"It's impossible to police boorish behavior throughout a sports stadium these days — it's just the state of our society today," writes Tim Forbes. "And if you try and create sanctuaries, in the form of 'family sections' or any similar portion of the stadium that bans alcohol, those that do drink responsibly are punished to a certain extent if they sit there (what's a ballgame without a frosty one?).
"So I'm taking the opposite approach. Let's quarantine the foul-mouthed, leather-lung fans. Reserve a chunk of sections and label it "Rowdy Crowd" seating (or any other well-spun euphemism for fans that have no social graces). Promote it as the place to be for those that want to really let it all out and get behind their team."
I think they've tried this, Tim; it's called the county jail.
On the chronic parking complaints, fans Ron Baida and Howard Turner were on the same wavelength. Both suggested adding guideposts with the names of past Dodgers greats — the Koufax zone, the Drysdale zone — so fans could remember where they parked.
As always, concessions came under attack, mostly for the long waits, occasionally as cash registers sit unmanned.
"Nothing could be a greater embarrassment than the 13-inch garage sale TVs above some of reserve level concessions," says Juan Zamora.
"The only thing I could think of to make it more family friendly is to have a Dodger Dog as a mascot," wrote the irrepressible Lolly Hellman, a long-time fan who insists Dodger Stadium is already more family friendly than most places.
A few pragmatists weighed in as well.
"Trips to Dodger Stadium are a rite of passage that groom my kids for the real world," writes Jane Niles. "We would reject the Disneyfication of our happiest place on earth. No coddling, no protective bubble.

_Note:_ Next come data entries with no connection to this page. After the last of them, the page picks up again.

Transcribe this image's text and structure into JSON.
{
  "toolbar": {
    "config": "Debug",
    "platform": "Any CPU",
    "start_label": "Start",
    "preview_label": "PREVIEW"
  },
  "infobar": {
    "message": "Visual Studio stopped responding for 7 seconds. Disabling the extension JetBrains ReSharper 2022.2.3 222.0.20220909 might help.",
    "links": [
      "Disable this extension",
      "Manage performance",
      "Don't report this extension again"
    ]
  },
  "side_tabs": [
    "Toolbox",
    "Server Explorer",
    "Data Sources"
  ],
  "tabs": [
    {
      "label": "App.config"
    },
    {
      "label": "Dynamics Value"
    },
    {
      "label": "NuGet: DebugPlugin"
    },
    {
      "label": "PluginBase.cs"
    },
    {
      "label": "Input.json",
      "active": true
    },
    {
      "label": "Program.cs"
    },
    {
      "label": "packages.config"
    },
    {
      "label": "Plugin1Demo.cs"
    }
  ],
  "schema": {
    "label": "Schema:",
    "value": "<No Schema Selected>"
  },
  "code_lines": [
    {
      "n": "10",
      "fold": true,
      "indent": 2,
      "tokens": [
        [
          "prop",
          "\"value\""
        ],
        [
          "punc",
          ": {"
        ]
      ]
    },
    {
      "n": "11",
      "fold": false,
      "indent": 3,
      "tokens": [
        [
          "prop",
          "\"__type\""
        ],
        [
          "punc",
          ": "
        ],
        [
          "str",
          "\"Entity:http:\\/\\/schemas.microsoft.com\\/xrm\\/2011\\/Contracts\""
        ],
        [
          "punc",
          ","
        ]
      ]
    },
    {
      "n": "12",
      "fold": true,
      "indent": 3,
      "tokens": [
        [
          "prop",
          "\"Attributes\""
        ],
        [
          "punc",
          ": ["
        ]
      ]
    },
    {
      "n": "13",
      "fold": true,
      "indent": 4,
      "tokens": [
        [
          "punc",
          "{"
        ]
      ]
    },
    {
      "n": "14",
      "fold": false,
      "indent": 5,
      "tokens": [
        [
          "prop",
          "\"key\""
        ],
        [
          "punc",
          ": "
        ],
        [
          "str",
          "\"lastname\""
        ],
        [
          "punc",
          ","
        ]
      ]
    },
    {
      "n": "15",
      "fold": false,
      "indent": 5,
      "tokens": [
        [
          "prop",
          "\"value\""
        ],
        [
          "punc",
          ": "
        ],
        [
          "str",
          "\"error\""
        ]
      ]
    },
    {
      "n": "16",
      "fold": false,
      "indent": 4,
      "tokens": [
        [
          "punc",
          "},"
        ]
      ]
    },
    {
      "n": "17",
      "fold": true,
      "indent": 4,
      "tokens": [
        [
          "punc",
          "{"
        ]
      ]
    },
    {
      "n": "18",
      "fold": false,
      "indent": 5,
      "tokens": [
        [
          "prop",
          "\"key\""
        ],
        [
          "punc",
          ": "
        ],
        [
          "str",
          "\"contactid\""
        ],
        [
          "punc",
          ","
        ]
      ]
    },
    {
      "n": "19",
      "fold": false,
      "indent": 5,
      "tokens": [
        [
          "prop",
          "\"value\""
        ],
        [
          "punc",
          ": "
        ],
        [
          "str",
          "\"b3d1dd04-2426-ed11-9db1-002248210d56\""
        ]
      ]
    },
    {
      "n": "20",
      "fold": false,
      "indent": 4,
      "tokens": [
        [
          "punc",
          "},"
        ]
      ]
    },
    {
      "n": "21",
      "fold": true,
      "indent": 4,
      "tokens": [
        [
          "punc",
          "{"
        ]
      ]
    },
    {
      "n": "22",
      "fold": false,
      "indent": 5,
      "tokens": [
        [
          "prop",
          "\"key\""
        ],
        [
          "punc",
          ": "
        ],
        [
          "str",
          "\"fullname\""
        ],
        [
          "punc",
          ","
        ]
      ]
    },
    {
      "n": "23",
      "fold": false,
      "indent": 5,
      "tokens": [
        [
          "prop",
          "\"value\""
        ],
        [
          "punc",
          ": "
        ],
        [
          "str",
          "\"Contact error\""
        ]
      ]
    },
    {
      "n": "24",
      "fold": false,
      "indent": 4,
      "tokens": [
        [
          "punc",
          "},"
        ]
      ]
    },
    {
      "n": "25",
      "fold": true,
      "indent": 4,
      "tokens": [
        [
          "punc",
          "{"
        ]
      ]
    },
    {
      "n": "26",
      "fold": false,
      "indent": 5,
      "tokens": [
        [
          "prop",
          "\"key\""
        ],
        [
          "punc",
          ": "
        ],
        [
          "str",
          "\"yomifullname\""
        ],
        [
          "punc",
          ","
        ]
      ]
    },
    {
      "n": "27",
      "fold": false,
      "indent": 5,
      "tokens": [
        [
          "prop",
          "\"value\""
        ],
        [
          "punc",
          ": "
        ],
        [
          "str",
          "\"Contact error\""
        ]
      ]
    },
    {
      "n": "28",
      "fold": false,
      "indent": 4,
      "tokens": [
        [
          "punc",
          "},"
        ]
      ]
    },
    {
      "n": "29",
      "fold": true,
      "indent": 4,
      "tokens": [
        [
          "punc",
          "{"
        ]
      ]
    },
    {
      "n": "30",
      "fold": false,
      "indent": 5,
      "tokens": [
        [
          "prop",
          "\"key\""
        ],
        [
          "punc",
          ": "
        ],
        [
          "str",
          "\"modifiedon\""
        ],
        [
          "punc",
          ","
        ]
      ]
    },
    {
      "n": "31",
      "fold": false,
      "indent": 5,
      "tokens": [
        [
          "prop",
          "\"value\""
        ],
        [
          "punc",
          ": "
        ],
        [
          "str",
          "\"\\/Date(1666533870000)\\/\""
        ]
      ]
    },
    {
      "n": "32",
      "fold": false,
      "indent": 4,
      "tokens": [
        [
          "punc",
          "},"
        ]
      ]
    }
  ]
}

"When you head to Dodgertown, you leave your fancy electronic devices at home, tuck your wallet way down in your pocket, and be on the lookout for any stealthy characters or out of control rabble-rousers."
A tad more cheeky, Eric Estrin suggested an "Ear-Plugs and Ponchos Night."
"This promotion would enable kids to avoid hearing obscenities and being soaked by beer," he explains.
Gotta laugh, right? Because this stadium renaissance is going to take a little time.